In 1890, forty-eight people lived in the village in seven households. At the same time, a chapel was built dedicated to St. Anastasia. The chapel was burned down together with village houses in the early twenties of the 20th century. In 1923, a new chapel was built on the site and following the model of the burnt one. The building is a traditional one with an open western-oriented porch on a low basement. The building is covered by a common gable roof with a high cross. The entrance hall of the chapel is supported by two pillars of circular cross section. The porch is not fenced.
The walls inside the chapel are made of poorly debarked logs; in some places they are roughly trimmed. Ceilings from non-planed boards are laid on the matrix. Windows at the north and south sides of the room are framed by narrow jambs with window sills. Entrance doors mowed with a door leaf of simple carpentry.
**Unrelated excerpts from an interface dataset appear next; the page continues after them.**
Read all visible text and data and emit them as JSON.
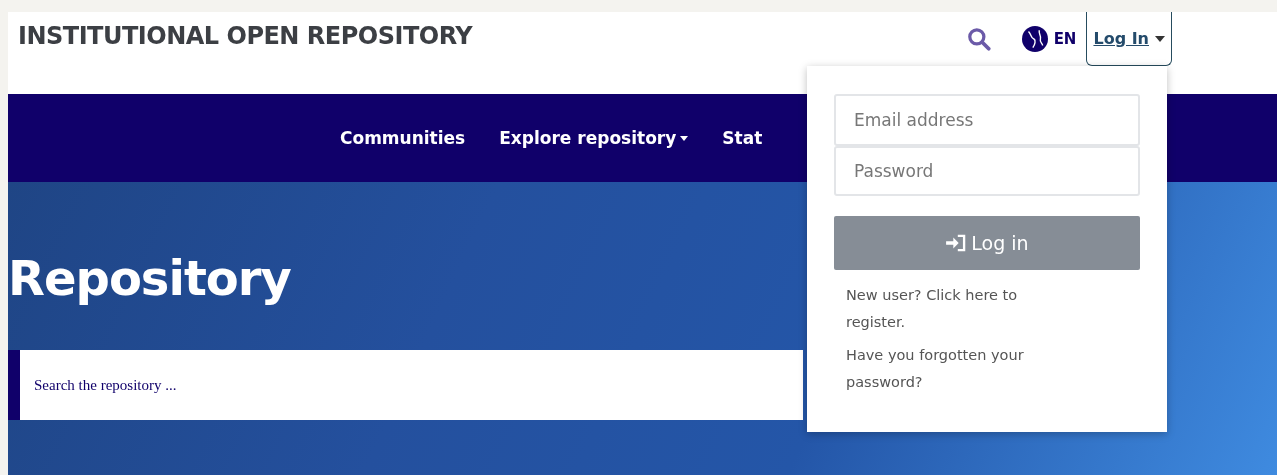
{
  "header": {
    "title": "INSTITUTIONAL OPEN REPOSITORY",
    "language": "EN",
    "login_toggle": {
      "label": "Log In",
      "expanded": true
    }
  },
  "nav": {
    "items": [
      {
        "label": "Communities",
        "dropdown": false
      },
      {
        "label": "Explore repository",
        "dropdown": true
      },
      {
        "label": "Stat",
        "dropdown": false
      }
    ]
  },
  "hero": {
    "title": "Repository",
    "search": {
      "placeholder": "Search the repository ..."
    }
  },
  "login_menu": {
    "email": {
      "placeholder": "Email address"
    },
    "password": {
      "placeholder": "Password"
    },
    "submit": "Log in",
    "links": [
      "New user? Click here to register.",
      "Have you forgotten your password?"
    ]
  }
}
In 1988 restoration work was carried out at the chapel under the guidance of specialists from the Special Project Restoration Institute L.A. Tkachenko and A.Yu. Nikolaev. The construction was reassembled by student groups of the Arkhangelsk Pedagogical Institute and the Moscow Architectural Institute.